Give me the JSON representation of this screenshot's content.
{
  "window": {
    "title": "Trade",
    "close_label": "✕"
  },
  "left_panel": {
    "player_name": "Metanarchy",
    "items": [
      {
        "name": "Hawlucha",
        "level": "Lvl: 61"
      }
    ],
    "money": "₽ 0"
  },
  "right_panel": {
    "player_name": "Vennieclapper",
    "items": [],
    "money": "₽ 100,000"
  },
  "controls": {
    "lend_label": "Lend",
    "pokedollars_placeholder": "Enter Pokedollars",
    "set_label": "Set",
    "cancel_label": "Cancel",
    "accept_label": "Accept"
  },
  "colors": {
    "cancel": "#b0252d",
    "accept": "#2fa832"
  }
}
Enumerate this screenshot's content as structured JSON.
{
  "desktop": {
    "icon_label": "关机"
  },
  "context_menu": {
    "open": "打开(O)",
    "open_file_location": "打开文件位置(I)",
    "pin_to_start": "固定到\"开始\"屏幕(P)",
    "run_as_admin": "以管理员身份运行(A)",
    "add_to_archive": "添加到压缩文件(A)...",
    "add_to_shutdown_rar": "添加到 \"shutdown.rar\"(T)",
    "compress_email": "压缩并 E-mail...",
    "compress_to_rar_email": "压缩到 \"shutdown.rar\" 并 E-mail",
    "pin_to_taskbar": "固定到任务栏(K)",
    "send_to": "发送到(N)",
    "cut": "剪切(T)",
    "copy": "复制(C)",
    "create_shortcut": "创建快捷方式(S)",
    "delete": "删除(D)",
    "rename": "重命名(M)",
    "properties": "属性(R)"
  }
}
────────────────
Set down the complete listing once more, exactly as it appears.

TASK OUTPUT
Give me the JSON representation of this screenshot's content.
{
  "window": {
    "title": "Trade",
    "close_label": "✕"
  },
  "left_panel": {
    "player_name": "Metanarchy",
    "items": [
      {
        "name": "Hawlucha",
        "level": "Lvl: 61"
      }
    ],
    "money": "₽ 0"
  },
  "right_panel": {
    "player_name": "Vennieclapper",
    "items": [],
    "money": "₽ 100,000"
  },
  "controls": {
    "lend_label": "Lend",
    "pokedollars_placeholder": "Enter Pokedollars",
    "set_label": "Set",
    "cancel_label": "Cancel",
    "accept_label": "Accept"
  },
  "colors": {
    "cancel": "#b0252d",
    "accept": "#2fa832"
  }
}
Enumerate this screenshot's content as structured JSON.
{
  "desktop": {
    "icon_label": "关机"
  },
  "context_menu": {
    "open": "打开(O)",
    "open_file_location": "打开文件位置(I)",
    "pin_to_start": "固定到\"开始\"屏幕(P)",
    "run_as_admin": "以管理员身份运行(A)",
    "add_to_archive": "添加到压缩文件(A)...",
    "add_to_shutdown_rar": "添加到 \"shutdown.rar\"(T)",
    "compress_email": "压缩并 E-mail...",
    "compress_to_rar_email": "压缩到 \"shutdown.rar\" 并 E-mail",
    "pin_to_taskbar": "固定到任务栏(K)",
    "send_to": "发送到(N)",
    "cut": "剪切(T)",
    "copy": "复制(C)",
    "create_shortcut": "创建快捷方式(S)",
    "delete": "删除(D)",
    "rename": "重命名(M)",
    "properties": "属性(R)"
  }
}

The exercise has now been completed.